My first idea was to write the program in GNU prolog, using its finite domain solver. But then I said, heck! Let's see whether the brute-force method is feasible. And indeed, it turns out that it is. You can download the solver coded in C++ here. The user interface is lacking, but the program does what it is supposed to. On 2GHz Pentium M, the easiest (as classified by the problem setter) is solved in 5ms, and the hardest in 400ms.

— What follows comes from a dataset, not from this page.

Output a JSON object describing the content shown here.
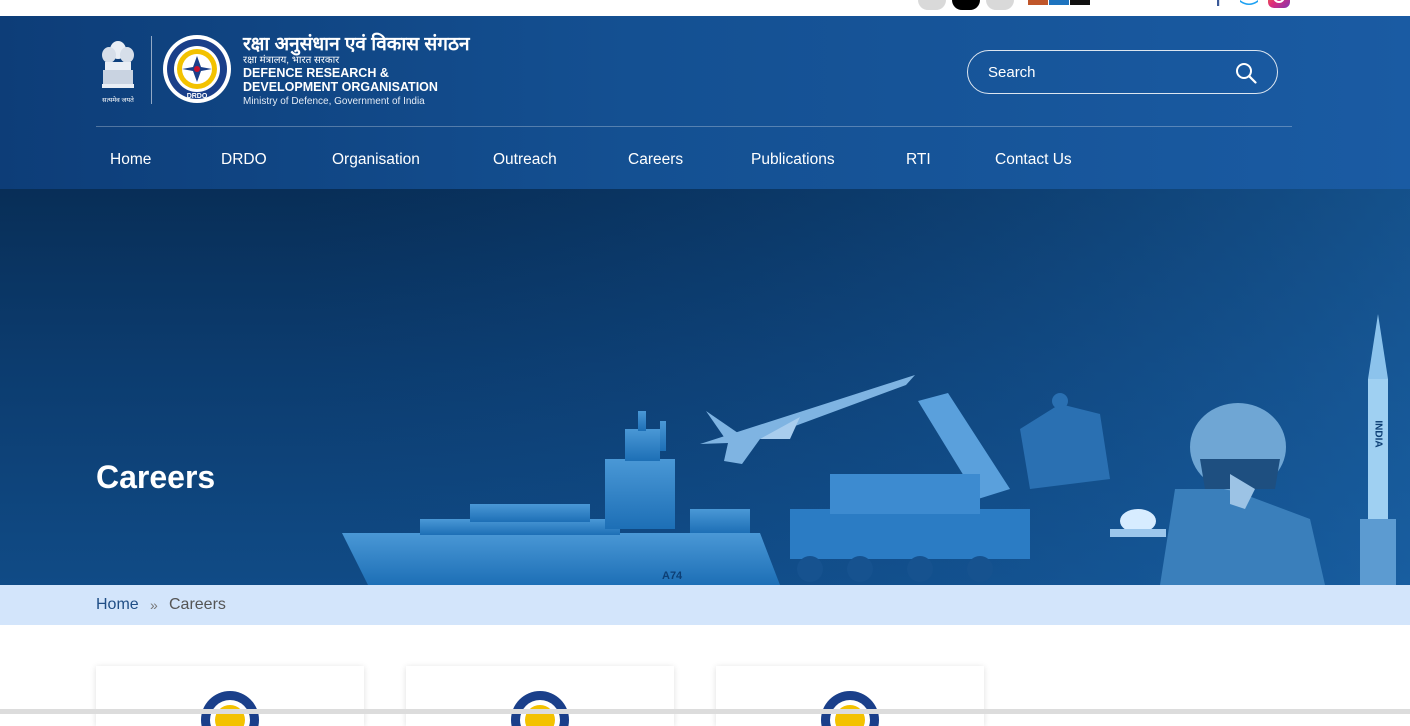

One thing is bugging me though. Sudoku puzzles are supposed to be solved by logic, without guessing. How do you explain that the brute-force solver, which is employing always the same "dumb" strategy of guessing and backtracking, takes the time proportional to the puzzle level? "Harder" puzzle should imply harder logical reasoning. I fail to see the connection between "harder" logical reasoning and the amount of work the brute-force solver has to perform. Somehow I think that these two are independent.